The bigger they are, the harder they fall. If you didn’t watch the Alabama/Auburn game, you missed the greatest winning play in college football history. Period. If you don’t believe in miracles, and you didn’t watch Iron Bowl 2013, you should watch the replay of the last 0.01 of the game. That’s all you’ll need. One second. You’ll be glad you did. The Auburn announcer’s play-by-play call of the last play has become an instant classic.
Auburn pulled off an incredible, improbable, almost implausible, 34-28 upset win over previously No.1 and undefeated Alabama. The Auburn Tigers scored 13 points in 32 seconds, and scored the winning touchdown with one second on the clock. That’s right, the clock read 0.01 when, in a season of miracles for the Tigers, Chris Davis ran 109 yards and a failed field goal attempt turned into the return of ages. This effort, this stunning play, was what it took to dethrone hated in-state rival Alabama. There has never been – and may never be – a bigger miracle than this one.
The bigger they are, the harder they fall. Alabama lost in the worst way. They may have been the better team on paper, but they didn’t prove it on the field. They lost when, by all accounts, they should have won. Sounds like some of us. We lose when we make silly bloopers and foolish blunders; we make errors of judgment and have lapses in discernment that lead us to arrogantly think we are entitled to victory.
Alabama lost because they slipped and slumped their way into sloppy play. The punishment for penalties, poor coaching, missed tackles, dropped passes and missed field goals was a brutal loss. The stakes were high and the margin of error was thin. It’s hard to recover from a host of missed opportunities, especially when you walk in pride and presumption.
The bigger they are, the harder they fall. “Pride goes before destruction and a haughty spirit before a fall” (Proverbs 16:18). A force stronger than gravity brings men down – pride! Solomon gave an axiom here that all men should memorize and consider every day. Getting arrogant or puffed up about anything is a sure way to end up flat on your face.
And so, clearly, it’s not just a game. After watching Auburn win, and watching HOW Auburn won, you must conclude that it’s not just a game. It’s not. There is something “spiritual” about an upset victory, especially one that is unexpected and inexplicable; and certainly one that comes against an arrogant, audacious and overconfident foe.

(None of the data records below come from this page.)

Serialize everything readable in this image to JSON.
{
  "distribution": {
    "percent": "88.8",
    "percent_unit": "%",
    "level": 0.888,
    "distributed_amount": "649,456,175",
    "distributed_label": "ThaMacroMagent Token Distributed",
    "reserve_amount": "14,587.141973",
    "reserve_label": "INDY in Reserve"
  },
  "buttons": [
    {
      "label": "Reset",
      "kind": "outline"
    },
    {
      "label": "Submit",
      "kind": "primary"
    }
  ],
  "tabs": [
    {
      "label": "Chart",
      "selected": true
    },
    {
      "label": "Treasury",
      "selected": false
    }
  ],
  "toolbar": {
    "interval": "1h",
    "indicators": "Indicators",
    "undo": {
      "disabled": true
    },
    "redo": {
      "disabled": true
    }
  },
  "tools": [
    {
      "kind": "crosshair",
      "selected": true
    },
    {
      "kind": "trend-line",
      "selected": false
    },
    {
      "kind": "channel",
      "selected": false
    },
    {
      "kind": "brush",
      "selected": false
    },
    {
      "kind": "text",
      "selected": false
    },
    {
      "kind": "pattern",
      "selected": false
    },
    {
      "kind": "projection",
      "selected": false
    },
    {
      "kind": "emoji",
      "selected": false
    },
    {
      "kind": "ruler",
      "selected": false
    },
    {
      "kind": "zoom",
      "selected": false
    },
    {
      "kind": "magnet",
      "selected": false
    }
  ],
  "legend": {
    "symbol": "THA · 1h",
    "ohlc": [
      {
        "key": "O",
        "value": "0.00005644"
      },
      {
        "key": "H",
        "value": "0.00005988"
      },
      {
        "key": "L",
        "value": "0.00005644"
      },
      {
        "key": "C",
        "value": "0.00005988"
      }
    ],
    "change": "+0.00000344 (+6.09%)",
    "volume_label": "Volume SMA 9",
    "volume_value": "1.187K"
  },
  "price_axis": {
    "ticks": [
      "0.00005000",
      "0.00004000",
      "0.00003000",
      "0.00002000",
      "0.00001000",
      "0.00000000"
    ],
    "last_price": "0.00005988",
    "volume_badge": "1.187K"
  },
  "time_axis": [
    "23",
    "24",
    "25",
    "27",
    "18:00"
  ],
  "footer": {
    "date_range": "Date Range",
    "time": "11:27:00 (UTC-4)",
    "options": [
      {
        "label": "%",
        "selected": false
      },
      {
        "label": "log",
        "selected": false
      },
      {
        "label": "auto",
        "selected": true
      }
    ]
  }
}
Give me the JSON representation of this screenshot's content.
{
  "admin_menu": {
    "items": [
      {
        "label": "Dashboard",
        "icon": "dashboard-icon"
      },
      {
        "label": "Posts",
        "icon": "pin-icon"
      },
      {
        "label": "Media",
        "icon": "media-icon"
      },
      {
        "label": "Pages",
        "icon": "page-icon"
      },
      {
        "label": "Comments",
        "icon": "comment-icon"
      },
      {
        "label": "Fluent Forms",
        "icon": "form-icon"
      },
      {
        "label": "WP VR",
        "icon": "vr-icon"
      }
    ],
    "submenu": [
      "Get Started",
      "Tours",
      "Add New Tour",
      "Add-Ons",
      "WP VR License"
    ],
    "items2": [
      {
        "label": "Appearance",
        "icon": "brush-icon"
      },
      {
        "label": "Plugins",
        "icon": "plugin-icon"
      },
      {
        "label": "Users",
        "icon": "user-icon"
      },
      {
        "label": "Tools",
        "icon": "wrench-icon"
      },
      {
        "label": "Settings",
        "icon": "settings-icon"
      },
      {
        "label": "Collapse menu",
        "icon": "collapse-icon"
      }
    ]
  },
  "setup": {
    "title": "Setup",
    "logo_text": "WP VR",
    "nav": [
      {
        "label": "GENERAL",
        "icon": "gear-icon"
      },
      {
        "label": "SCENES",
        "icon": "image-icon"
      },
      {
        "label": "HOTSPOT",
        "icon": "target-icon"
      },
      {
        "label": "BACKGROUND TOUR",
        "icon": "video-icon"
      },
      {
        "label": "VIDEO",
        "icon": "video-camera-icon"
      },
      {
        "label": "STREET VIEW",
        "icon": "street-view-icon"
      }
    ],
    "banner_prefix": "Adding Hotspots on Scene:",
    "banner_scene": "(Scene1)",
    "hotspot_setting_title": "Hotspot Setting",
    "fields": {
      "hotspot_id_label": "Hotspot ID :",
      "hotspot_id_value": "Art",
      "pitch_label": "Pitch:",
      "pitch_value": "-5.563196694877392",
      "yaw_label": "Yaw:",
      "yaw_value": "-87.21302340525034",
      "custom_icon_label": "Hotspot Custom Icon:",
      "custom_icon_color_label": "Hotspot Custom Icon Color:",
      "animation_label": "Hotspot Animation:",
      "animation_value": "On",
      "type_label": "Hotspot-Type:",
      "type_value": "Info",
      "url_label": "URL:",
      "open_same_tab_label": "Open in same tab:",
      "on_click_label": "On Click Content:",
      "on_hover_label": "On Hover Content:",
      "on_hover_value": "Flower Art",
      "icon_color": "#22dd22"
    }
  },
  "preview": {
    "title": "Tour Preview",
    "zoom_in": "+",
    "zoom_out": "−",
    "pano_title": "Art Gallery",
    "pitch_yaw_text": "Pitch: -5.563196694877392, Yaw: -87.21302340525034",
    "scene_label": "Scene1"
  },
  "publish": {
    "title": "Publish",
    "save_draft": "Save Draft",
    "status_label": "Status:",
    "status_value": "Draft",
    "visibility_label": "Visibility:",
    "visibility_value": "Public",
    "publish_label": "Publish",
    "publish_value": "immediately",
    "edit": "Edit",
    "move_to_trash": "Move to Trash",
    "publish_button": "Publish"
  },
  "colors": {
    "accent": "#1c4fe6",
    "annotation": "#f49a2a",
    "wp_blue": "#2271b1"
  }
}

The bigger they are, the harder they fall. That’s exactly what the saints are up against. We are up against a pride-filled Lucifer who was kicked out of heaven, only to make more room for the modest, the meek and the mild. Jesus said that “the meek shall inherit the earth.” And heaven too.
Clearly, it’s not just a game.